Exercise details
Go through the entries below and collect each line with the string "Design" in it.

Listed entries

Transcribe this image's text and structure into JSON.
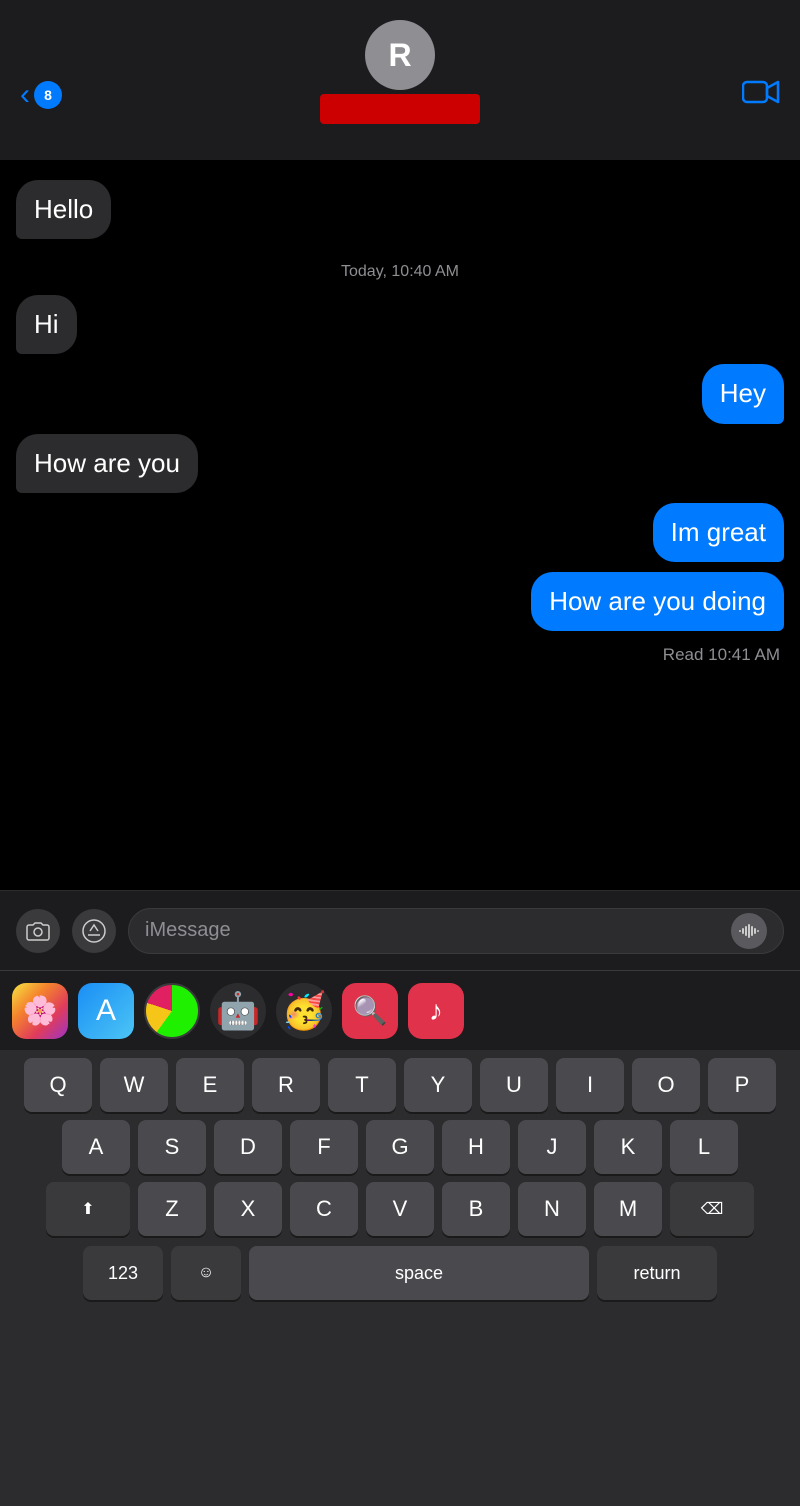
{
  "header": {
    "back_count": "8",
    "avatar_initial": "R",
    "back_chevron": "‹",
    "video_icon": "□"
  },
  "messages": [
    {
      "id": 1,
      "type": "received",
      "text": "Hello"
    },
    {
      "id": 2,
      "timestamp": "Today, 10:40 AM"
    },
    {
      "id": 3,
      "type": "received",
      "text": "Hi"
    },
    {
      "id": 4,
      "type": "sent",
      "text": "Hey"
    },
    {
      "id": 5,
      "type": "received",
      "text": "How are you"
    },
    {
      "id": 6,
      "type": "sent",
      "text": "Im great"
    },
    {
      "id": 7,
      "type": "sent",
      "text": "How are you doing"
    }
  ],
  "read_receipt": "Read 10:41 AM",
  "input": {
    "placeholder": "iMessage"
  },
  "keyboard": {
    "row1": [
      "Q",
      "W",
      "E",
      "R",
      "T",
      "Y",
      "U",
      "I",
      "O",
      "P"
    ],
    "row2": [
      "A",
      "S",
      "D",
      "F",
      "G",
      "H",
      "J",
      "K",
      "L"
    ],
    "row3": [
      "Z",
      "X",
      "C",
      "V",
      "B",
      "N",
      "M"
    ],
    "numbers_label": "123",
    "emoji_label": "☺",
    "space_label": "space",
    "return_label": "return"
  },
  "tray": {
    "icons": [
      "📷",
      "🅐",
      "⊙",
      "🤖",
      "🥳",
      "🔍",
      "♫"
    ]
  }
}
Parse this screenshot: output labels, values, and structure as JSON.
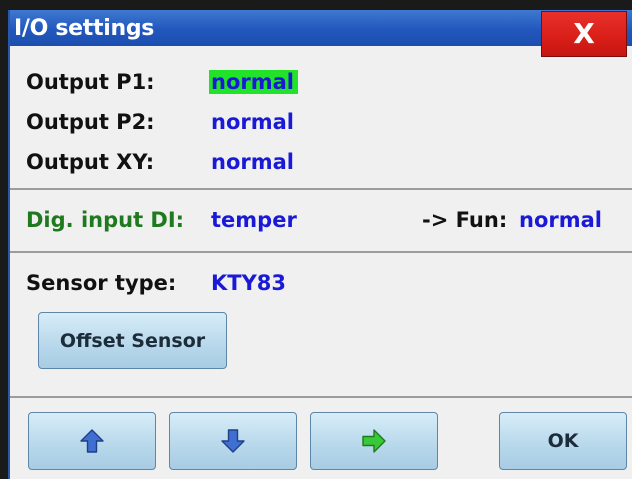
{
  "window": {
    "title": "I/O settings",
    "close_label": "X"
  },
  "outputs": [
    {
      "label": "Output P1:",
      "value": "normal",
      "highlighted": true
    },
    {
      "label": "Output P2:",
      "value": "normal",
      "highlighted": false
    },
    {
      "label": "Output XY:",
      "value": "normal",
      "highlighted": false
    }
  ],
  "digital_input": {
    "label": "Dig. input DI:",
    "value": "temper",
    "fun_label": "-> Fun:",
    "fun_value": "normal"
  },
  "sensor": {
    "label": "Sensor type:",
    "value": "KTY83"
  },
  "buttons": {
    "offset_sensor": "Offset Sensor",
    "ok": "OK"
  },
  "icons": {
    "up": "arrow-up-icon",
    "down": "arrow-down-icon",
    "right": "arrow-right-icon"
  },
  "colors": {
    "title_bar": "#2257bd",
    "close_button": "#d91e18",
    "value_text": "#1a1ad6",
    "highlight": "#22e22a",
    "dig_input_label": "#1f7a1f",
    "arrow_up_down": "#3f6fd1",
    "arrow_right": "#38c838"
  }
}
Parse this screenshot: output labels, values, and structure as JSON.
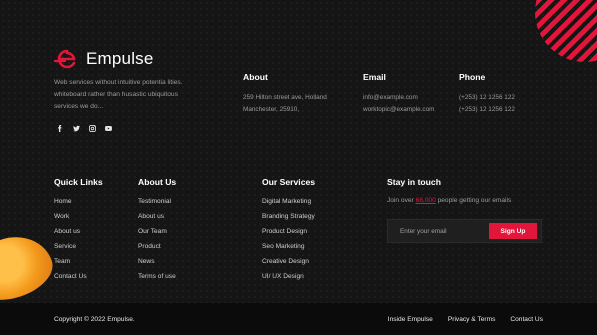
{
  "brand": {
    "name": "Empulse",
    "description": "Web services without intuitive potentia lities. whiteboard rather than husastic ubiquitous services we do...",
    "accent_color": "#e2163b"
  },
  "socials": [
    {
      "icon": "facebook-icon"
    },
    {
      "icon": "twitter-icon"
    },
    {
      "icon": "instagram-icon"
    },
    {
      "icon": "youtube-icon"
    }
  ],
  "about": {
    "title": "About",
    "line1": "259 Hilton street ave, Holland",
    "line2": "Manchester, 25910,"
  },
  "email": {
    "title": "Email",
    "line1": "info@example.com",
    "line2": "worktopic@example.com"
  },
  "phone": {
    "title": "Phone",
    "line1": "(+253) 12 1256 122",
    "line2": "(+253) 12 1256 122"
  },
  "quick_links": {
    "title": "Quick Links",
    "items": [
      "Home",
      "Work",
      "About us",
      "Service",
      "Team",
      "Contact Us"
    ]
  },
  "about_us": {
    "title": "About Us",
    "items": [
      "Testimonial",
      "About us",
      "Our Team",
      "Product",
      "News",
      "Terms of use"
    ]
  },
  "services": {
    "title": "Our Services",
    "items": [
      "Digital Marketing",
      "Branding Strategy",
      "Product Design",
      "Seo Marketing",
      "Creative Design",
      "UI/ UX Design"
    ]
  },
  "stay": {
    "title": "Stay in touch",
    "text_before": "Join over ",
    "highlight": "68,000",
    "text_after": " people getting our emails",
    "email_placeholder": "Enter your email",
    "button_label": "Sign Up"
  },
  "bottom": {
    "copyright": "Copyright © 2022 Empulse.",
    "links": [
      "Inside Empulse",
      "Privacy & Terms",
      "Contact Us"
    ]
  }
}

Result for this task
      "Product Design",
      "Creative Design",
      "UI/ UX Design"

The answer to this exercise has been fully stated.